# Source records:
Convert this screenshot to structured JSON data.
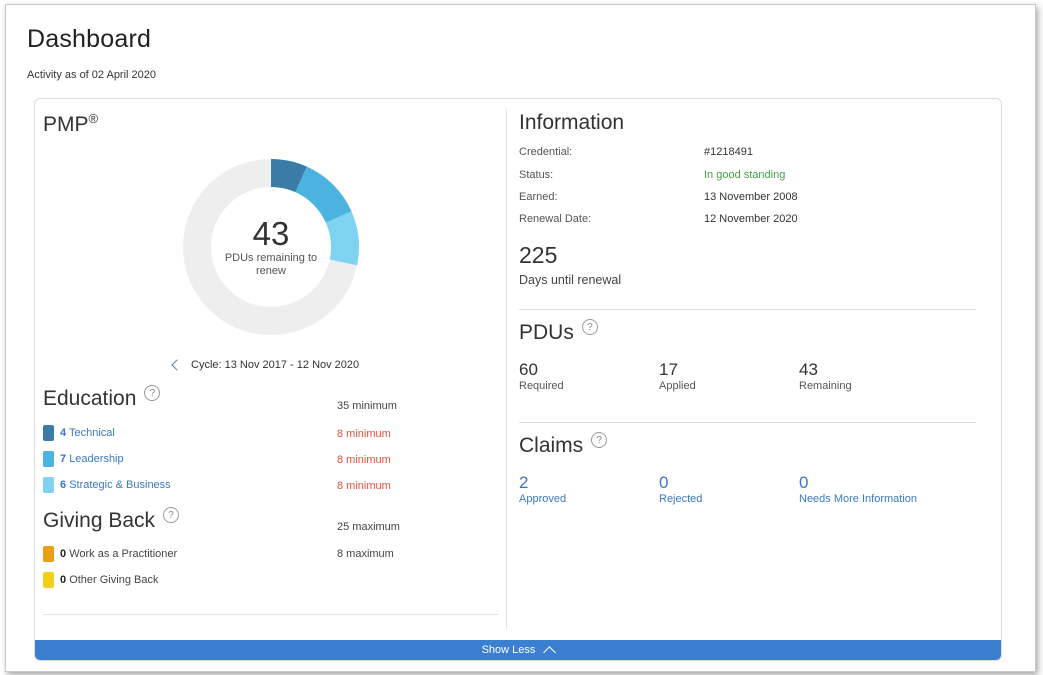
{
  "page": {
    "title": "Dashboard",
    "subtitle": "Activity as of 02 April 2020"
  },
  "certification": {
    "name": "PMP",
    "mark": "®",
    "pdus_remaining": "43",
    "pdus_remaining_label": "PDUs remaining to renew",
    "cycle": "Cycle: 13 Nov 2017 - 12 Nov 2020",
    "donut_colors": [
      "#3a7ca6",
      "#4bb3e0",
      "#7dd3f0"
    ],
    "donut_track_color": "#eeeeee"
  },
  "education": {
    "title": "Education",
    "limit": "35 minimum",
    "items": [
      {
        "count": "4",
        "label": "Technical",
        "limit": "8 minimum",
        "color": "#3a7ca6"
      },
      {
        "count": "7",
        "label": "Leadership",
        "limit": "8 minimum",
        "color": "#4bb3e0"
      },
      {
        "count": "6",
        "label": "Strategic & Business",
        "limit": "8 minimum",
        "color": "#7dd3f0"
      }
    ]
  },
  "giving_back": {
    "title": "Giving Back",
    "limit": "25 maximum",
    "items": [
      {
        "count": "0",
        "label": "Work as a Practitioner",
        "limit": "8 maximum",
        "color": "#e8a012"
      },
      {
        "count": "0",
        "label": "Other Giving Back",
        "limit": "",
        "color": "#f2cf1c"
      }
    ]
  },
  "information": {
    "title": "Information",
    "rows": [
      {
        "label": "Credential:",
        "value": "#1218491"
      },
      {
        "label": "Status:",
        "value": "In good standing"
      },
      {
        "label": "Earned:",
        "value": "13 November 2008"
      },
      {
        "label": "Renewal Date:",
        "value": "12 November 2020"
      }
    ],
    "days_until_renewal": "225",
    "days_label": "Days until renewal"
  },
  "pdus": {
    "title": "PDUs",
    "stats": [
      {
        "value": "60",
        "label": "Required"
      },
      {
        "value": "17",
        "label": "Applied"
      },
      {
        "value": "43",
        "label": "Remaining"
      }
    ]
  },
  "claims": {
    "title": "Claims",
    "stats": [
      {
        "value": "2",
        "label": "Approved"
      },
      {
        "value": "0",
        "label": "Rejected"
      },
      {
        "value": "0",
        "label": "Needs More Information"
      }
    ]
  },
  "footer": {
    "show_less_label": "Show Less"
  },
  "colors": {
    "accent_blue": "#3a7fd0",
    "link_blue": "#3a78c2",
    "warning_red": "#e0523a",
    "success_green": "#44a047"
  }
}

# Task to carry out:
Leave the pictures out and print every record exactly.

# Solution below:
Convert this screenshot to structured JSON data.
{
  "page": {
    "title": "Dashboard",
    "subtitle": "Activity as of 02 April 2020"
  },
  "certification": {
    "name": "PMP",
    "mark": "®",
    "pdus_remaining": "43",
    "pdus_remaining_label": "PDUs remaining to renew",
    "cycle": "Cycle: 13 Nov 2017 - 12 Nov 2020",
    "donut_colors": [
      "#3a7ca6",
      "#4bb3e0",
      "#7dd3f0"
    ],
    "donut_track_color": "#eeeeee"
  },
  "education": {
    "title": "Education",
    "limit": "35 minimum",
    "items": [
      {
        "count": "4",
        "label": "Technical",
        "limit": "8 minimum",
        "color": "#3a7ca6"
      },
      {
        "count": "7",
        "label": "Leadership",
        "limit": "8 minimum",
        "color": "#4bb3e0"
      },
      {
        "count": "6",
        "label": "Strategic & Business",
        "limit": "8 minimum",
        "color": "#7dd3f0"
      }
    ]
  },
  "giving_back": {
    "title": "Giving Back",
    "limit": "25 maximum",
    "items": [
      {
        "count": "0",
        "label": "Work as a Practitioner",
        "limit": "8 maximum",
        "color": "#e8a012"
      },
      {
        "count": "0",
        "label": "Other Giving Back",
        "limit": "",
        "color": "#f2cf1c"
      }
    ]
  },
  "information": {
    "title": "Information",
    "rows": [
      {
        "label": "Credential:",
        "value": "#1218491"
      },
      {
        "label": "Status:",
        "value": "In good standing"
      },
      {
        "label": "Earned:",
        "value": "13 November 2008"
      },
      {
        "label": "Renewal Date:",
        "value": "12 November 2020"
      }
    ],
    "days_until_renewal": "225",
    "days_label": "Days until renewal"
  },
  "pdus": {
    "title": "PDUs",
    "stats": [
      {
        "value": "60",
        "label": "Required"
      },
      {
        "value": "17",
        "label": "Applied"
      },
      {
        "value": "43",
        "label": "Remaining"
      }
    ]
  },
  "claims": {
    "title": "Claims",
    "stats": [
      {
        "value": "2",
        "label": "Approved"
      },
      {
        "value": "0",
        "label": "Rejected"
      },
      {
        "value": "0",
        "label": "Needs More Information"
      }
    ]
  },
  "footer": {
    "show_less_label": "Show Less"
  },
  "colors": {
    "accent_blue": "#3a7fd0",
    "link_blue": "#3a78c2",
    "warning_red": "#e0523a",
    "success_green": "#44a047"
  }
}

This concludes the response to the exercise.